  15. Richard, what connection are you making with Shaker Heights? I’m not following.

  16. Richard Aubrey says:

    Shaker Heights is an affluent, integrated suburb of Cleveland.
    Black students fall behind, despite what John McWhorter referred to (he went to school there as a kid) early assessment and aggressive intervention.
    The presumption is that the social and economic class is roughly the same for all racial groups in Shaker Heights.
    So we need a different reason for the difference.
    An educator named Ogbu–now deceased–did a survey in which he found that black kids watched about twice the television that the other kids did.
    Worse, it was, in effect, part of their homework because their social standing was built partly by their currency with various shows. Don’t know what was on at the time, but if you’ve heard conversations in the break room about “lost” “survivor” “American Idol” and “Dancing with the Stars”, you’ll get the picture.
    Parenting and frivolous issues in the kid culture.

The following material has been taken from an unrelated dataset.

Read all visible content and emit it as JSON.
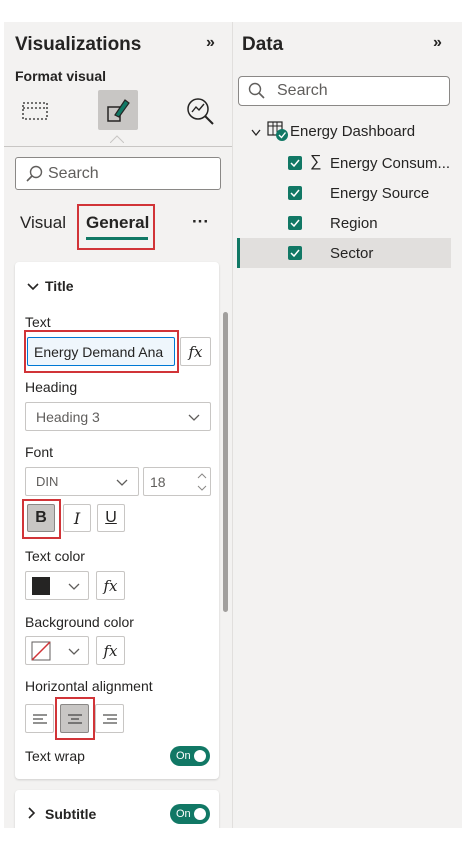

    See McWhorter, “Losing the Race” and “Winning the Race”.

  17. I’ve read the book — just wasn’t seeing the connection you were making.

  18. One of my daughter’s closest friends is a former Shaker Heights student, now in her mid-20s, but she attended Catholic schools because her family didn’t think much of the public school culture. She is black and non-Catholic. Also, one of my sons had a black, non-Catholic teammate who was sent to a Catholic high school for the same reason. Removed from daily exposure to the urban culture, even though only a small minority of students fit the category, both his academics and his behavior improved dramatically.

  19. mom0f4: right. I’m not surprised. I teach in a community similar to Shaker Heights, and we struggle with the same issues. We’ve seen a bit of improvement lately, but not enough. Actually, very, very few of our students don’t read on grade level — those who don’t almost all have significant learning disabilities — but the AA students don’t achieve because they choose not to. It’s also not home life as far as I can tell. The parents are all well educated, there are books in the house, the families are stable. Heck, most of these kids have a more middle class background than I do.

    If the key is breaking the “urban culture” grippe, which I think it is, then I don’t know how to do that. We’re experimenting with some new programs, and they’re showing some promise, but we won’t know if they’re successful for a few years yet.